The petition for rehearing is therefore denied.

Arterburn and Landis, JJ., concur.

*670 Bobbitt and Jackson, JJ., dissent to opinion and vote to grant rehearing.

NOTE. Reported in 157 N.E.2d 469. Rehearing denied in 160 N.E.2d 200.

NOTES

[1] State ex rel. Fry v. Bd. of Commissioners of Martin County (1890), 125 Ind. 247, 25 N.E. 286; State ex rel. Reynolds v. Bd. of Commissioners of Tippecanoe County (1874), 45 Ind. 501.

[2] State ex rel. Smithermon et al. v. Davis, etc. et al. (1958), 238 Ind. 563, 151 N.E.2d 495; Board of Comm'rs of Daviess Co. v. State ex rel. City of Washington (1895), 141 Ind. 187, 192, 40 N.E. 686; The State ex rel. Roundtree v. The Board of Commissioners of Gibson Co. (1881), 80 Ind. 478; State ex rel. v. Hall (1921), 191 Ind. 271, 276, 277, 131 N.E. 821; Wise v. McKeever (1916), 184 Ind. 686, 696, 112 N.E. 765; Public Service Com. v. State ex rel. (1916), 184 Ind. 273, 111 N.E. 10; Recher v. State ex rel. (1914), 182 Ind. 301, 305, 106 N.E. 355; Rodenbarger v. State ex rel. (1906), 165 Ind. 685, 689, 76 N.E. 398; Welch v. State ex rel. (1905), 164 Ind. 104, 107, 72 N.E. 1043; State ex rel. v. Board, etc. (1901), 157 Ind. 96, 98, 60 N.E. 939; State ex rel. Roberts v. Bever (1885), 143 Ind. 488, 492, 41 N.E. 802; State ex rel. Cutter v. Kamman, Trustee, et al. (1898), 151 Ind. 407, 410, 51 N.E. 483; The State ex rel. Dunkleberg v. Porter, Trustee of Clinton Township (1893), 134 Ind. 63, 33 N.E. 687; The Board of Comm'rs of Hamilton Co. v. The State ex rel. Stephenson et al. (1888), 113 Ind. 179, 185, 15 N.E. 258.

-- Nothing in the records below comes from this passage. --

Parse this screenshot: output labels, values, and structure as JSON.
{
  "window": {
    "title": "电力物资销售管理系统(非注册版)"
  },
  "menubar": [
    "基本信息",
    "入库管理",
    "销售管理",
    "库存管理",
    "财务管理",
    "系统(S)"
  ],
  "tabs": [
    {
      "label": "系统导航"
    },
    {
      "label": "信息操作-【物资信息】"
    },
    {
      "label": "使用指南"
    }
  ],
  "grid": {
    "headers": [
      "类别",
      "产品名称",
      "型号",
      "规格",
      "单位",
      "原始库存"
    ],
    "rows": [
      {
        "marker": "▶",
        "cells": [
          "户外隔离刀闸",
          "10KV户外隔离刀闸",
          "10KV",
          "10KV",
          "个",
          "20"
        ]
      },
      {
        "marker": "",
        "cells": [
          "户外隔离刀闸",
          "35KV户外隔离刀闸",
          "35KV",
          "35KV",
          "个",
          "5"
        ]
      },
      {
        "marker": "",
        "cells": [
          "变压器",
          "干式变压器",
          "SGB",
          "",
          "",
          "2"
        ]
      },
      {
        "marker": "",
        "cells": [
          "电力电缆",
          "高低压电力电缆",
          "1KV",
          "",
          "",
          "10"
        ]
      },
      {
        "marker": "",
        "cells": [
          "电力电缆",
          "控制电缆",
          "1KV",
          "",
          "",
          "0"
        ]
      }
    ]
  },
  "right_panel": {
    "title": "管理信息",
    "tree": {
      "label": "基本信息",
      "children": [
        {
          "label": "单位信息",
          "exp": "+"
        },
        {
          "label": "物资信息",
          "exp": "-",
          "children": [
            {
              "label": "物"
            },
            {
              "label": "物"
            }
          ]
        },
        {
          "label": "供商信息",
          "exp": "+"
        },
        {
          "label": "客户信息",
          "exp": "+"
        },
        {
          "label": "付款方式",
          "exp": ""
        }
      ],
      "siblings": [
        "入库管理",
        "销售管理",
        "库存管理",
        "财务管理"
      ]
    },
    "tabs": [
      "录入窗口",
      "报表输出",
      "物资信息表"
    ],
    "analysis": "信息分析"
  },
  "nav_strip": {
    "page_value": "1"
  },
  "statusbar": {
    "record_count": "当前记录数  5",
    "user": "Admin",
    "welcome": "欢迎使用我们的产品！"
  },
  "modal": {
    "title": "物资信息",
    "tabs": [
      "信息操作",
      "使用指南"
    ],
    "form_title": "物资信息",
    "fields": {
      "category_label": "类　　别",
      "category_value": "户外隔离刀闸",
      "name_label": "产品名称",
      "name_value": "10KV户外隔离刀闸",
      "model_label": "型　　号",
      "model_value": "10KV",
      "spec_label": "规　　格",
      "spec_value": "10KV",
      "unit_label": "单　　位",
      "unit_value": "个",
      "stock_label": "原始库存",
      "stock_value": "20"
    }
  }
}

[3] See City of Indianapolis v. College Park Land Co. (1918), 187 Ind. 541, 547, 118 N.E. 356.

[4] In People ex rel. Jackson & Morris, Inc. v. Smuczynski (1951), 345 Ill. App. 63, 67, 102 N.E.2d 168, 170, the court held as follows:

"`The city council cannot, by failing to pass any ordinance, reserve to itself arbitrary discretion to approve plats or not to approve them. Where the city has not passed any ordinance on the subject, the only requirements to which the owner is obliged to conform are those of the statute.'"

Also in the case of Hoerrmann v. Wabash Ry. Co. (1923), 309 Ill. 524, 535, 141 N.E. 289, 293, the court held as follows:

"... The act of approval by a village board ... when the statutes and ordinances have been complied with in making a plat of a subdivision, is ministerial and may be enforced by mandamus. ..."

[5] The decree provided in part:

"It is Therefore Ordered, Adjudged and Decreed by the Court that at the time this action was filed, the Plan Commission of the Town of Dyer did not have power to approve and disapprove subdivision plats and, particularly, did not have such power over the plat of the Flower Gardens Addition to the Town of Dyer.

"Before the Plan Commission of the Town of Dyer could acquire the power to approve or disapprove subdivision plats, it was necessary that the Town of Dyer, through its Town Board, adopt a subdivision control ordinance and a Master Plan, or part thereof, as defined in Sec. 3, Ch. 174, of the Acts of the Indiana General Assembly for 1947, at page 571; as amended by Sec. 1, Ch. 178, of the Acts of the Indiana General Assembly of 1953, at page 641.

"That until such time, the Board of Trustees of the Town of Dyer was the only body having power to approve or disapprove subdivision plats and is now the only body having such power over the subdivision plat of the Flower Gardens Addition to the Town of Dyer.

"It is Further Ordered, Adjudged and Decreed by the Court that Part 2, Sec. 3 of Title III, Part 3a, Section 3 of Title III of the Ordinance No. 281 of the Town of Dyer are ineffective and inoperative because of the mandatory provisions of said ordinance, (are) made dependent on a non-existent Street and Thoroughfare Plan."

[6] The annexation or refusal to annex new territory is a legislative function. Rhyne: Municipal Law, pp. 34-36.

[1] See: Rhyne, Municipal Law, pp. 34-36 for other reasons for refusing the annexation of new territory.